When you hear friends talk about working out with a personal trainer, do you think, what a waste of money — I can exercise on my own? Or are you intrigued but not sure you actually need a personal trainer?
According to fitness professionals, everyone can benefit from finding the right trainer, even if it’s just a few sessions to get you started on a personalized exercise program that will keep you motivated. According to the National Strength and Conditioning Association (NSCA), a personal trainer can help you reach your goals by designing a safe and effective workout program. But as with any relationship, it’s important to find a coach that matches your personality and offers the kind of support and encouragement you need.
Suzy Dito, director of Wellness and Member Engagement for the Presidio YMCA, is not only a certified yoga therapist and wellness coach, but she also works out with a trainer at the Y. After dealing with morning stiffness for a year, Dito saw a physical therapist who diagnosed a muscle imbalance and recommended personal training. Now, Dito completes a simple daily five-minute routine, along with weekly hour-long personal training sessions, and the stiffness is gone.
Dito believes one of the best reasons to seek out a personal trainer is to add variety to your workouts. “You need to change up your fitness routine every 8-to-12 weeks,” she says, “to tax different muscles. A trainer will work with you on agility, efficiency, strength, and balance.” Dito says you don’t have to invest in a personal trainer forever; you can spend three-to-six months learning routines that you can do on your own. “But I personally need someone to push me out of my comfort zone,” she says.

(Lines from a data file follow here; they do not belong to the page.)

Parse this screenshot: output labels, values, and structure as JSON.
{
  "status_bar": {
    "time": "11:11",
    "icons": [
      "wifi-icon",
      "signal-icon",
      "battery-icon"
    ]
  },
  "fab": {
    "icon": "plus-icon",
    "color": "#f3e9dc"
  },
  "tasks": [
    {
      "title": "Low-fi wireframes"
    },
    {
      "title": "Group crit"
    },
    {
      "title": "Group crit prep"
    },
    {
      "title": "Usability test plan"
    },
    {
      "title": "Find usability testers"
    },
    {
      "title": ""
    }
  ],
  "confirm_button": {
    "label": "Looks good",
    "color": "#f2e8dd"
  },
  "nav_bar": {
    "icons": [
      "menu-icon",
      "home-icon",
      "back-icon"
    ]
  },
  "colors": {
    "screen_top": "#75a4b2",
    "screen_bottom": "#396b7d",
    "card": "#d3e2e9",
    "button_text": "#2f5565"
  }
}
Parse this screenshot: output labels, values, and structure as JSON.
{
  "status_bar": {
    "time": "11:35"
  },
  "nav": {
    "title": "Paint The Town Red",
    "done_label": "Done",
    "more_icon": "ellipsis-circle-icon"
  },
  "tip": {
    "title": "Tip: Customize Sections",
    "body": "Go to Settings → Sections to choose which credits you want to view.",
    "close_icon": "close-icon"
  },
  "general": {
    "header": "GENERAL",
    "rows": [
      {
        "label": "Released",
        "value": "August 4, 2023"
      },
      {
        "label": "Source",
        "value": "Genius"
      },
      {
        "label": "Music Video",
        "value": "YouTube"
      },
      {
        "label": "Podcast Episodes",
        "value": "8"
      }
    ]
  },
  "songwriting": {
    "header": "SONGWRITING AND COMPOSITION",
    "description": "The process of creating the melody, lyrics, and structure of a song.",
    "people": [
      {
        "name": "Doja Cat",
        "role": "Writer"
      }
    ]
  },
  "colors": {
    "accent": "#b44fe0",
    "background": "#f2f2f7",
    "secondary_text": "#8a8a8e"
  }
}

Luis Andarcia is a San Francisco-based personal trainer and longtime triathlete who works with private clients and teaches TRX and indoor cycling (spinning) classes at the Presidio Y and at Crunch on Union Street. He works with three main types of people: those who have little experience exercising but with a specific goal like losing weight; those who are training for an event like a triathlon; and people who want to stay or get back in shape, like new moms. Most of his clients train with him once or twice a week, and Andarcia encourages them to work out on their own between training sessions, even if they’re traveling. “It only takes three or four weeks of not exercising to lose fitness,” he says.” To motivate clients to keep exercising on their own, Andarcia suggests that they sign up for a race, like an upcoming half-marathon. “I try to hold people accountable for working
out,” he says.
Dito says it’s important to interview potential personal trainers, asking how they motivate clients, and what their style is like. “I like to chat between sets,” she says. And the NSCA recommends asking questions like how long the person has been a personal trainer; if he or she is CPR certified; what types of clients the trainer has worked with; the duration and cost of each session; and what
services are included.
Trainers can charge anywhere from $25–$75 per hour; if you use a trainer at your gym, it will be a charge in addition to your membership fee but less than for an independent coach.